Notre Dame anthropology professor Mark Schurr, right, records findings from a ground-penetrating radar system at the Havilah Beardsley House at Beardsley Avenue and North Main Street Wednesday, June 12, 2013. IUSB sociology and anthropology professor Jay VanderVeen, left, worked with Schurr and a couple of recent graduates to use the technology to search for areas that might have been where tunnels were at the time the Beardsley family lived in the home. (Truth Photo By Jennifer Shephard) (AP)

Notre Dame anthropology professor Mark Schurr, left, and IUSB sociology and anthropology professor Jay VanderVeen, right, lead students from Beardsley Park to the Havilah Beardsley House at Beardsley Avenue and North Main Street Wednesday, June 12, 2013. The professors were using a ground-penetrating radar system to search for voids beneath the surface that might indicate where tunnels were at the time the Beardsley family lived in the home. (Truth Photo By Jennifer Shephard) (AP)
Havilah Beardsley SAA

Posted on June 13, 2013 at 1:00 a.m. | Updated on June 13, 2013 at 7:07 p.m.

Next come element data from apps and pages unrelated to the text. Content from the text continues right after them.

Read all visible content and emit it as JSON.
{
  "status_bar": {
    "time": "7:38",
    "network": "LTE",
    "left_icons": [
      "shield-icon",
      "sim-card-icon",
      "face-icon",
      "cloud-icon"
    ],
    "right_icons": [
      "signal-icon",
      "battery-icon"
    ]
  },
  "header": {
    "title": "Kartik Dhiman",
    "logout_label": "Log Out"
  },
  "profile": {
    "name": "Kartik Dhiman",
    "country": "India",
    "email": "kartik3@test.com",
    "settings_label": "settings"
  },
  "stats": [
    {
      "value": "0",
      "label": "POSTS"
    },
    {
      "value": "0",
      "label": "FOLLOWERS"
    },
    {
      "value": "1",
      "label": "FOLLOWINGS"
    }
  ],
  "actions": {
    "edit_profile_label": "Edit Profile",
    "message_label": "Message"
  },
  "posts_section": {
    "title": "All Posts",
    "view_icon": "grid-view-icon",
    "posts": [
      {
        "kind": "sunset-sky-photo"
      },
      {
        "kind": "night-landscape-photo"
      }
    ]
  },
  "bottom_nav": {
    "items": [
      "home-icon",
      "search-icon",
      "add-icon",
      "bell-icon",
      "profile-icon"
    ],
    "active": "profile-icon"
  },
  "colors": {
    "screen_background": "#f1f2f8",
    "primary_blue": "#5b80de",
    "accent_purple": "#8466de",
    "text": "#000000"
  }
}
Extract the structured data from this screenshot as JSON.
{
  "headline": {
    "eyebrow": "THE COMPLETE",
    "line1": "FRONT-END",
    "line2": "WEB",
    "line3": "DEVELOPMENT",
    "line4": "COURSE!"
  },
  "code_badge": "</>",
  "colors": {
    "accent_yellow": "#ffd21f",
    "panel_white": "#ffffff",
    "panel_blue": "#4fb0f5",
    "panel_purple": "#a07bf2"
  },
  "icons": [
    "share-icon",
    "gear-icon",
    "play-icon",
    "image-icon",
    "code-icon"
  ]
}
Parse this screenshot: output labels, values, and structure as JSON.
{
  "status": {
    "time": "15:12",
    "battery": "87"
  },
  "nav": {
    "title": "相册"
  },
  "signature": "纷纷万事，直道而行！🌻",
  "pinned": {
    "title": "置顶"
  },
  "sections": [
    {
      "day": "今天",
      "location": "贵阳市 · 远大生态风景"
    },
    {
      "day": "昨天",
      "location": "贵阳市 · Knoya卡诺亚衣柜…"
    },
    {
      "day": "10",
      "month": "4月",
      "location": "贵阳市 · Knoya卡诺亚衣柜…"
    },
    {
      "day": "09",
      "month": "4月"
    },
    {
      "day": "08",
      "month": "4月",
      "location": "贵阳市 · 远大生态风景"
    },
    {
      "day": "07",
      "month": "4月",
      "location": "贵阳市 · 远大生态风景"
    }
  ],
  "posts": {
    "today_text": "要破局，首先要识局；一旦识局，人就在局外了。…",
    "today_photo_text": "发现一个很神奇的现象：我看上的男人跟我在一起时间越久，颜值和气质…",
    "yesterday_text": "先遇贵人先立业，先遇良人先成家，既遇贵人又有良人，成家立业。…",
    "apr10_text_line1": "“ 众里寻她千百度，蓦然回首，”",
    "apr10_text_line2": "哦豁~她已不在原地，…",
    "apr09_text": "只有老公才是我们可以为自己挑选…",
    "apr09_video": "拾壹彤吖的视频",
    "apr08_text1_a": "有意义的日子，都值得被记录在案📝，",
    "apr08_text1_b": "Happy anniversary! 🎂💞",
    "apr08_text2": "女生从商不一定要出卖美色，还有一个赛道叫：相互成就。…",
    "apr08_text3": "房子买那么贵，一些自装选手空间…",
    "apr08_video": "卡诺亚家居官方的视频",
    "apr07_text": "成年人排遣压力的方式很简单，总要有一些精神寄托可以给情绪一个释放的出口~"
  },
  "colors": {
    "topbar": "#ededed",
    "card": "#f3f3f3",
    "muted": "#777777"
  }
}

ELKHART — Mark Schurr, a Notre Dame anthropology professor, Jay VanderVeen, an Indiana University South Bend sociology and anthropology professor, and some recent graduates visited the Havilah Beardsley House to investigate areas on the property where there may have been tunnels.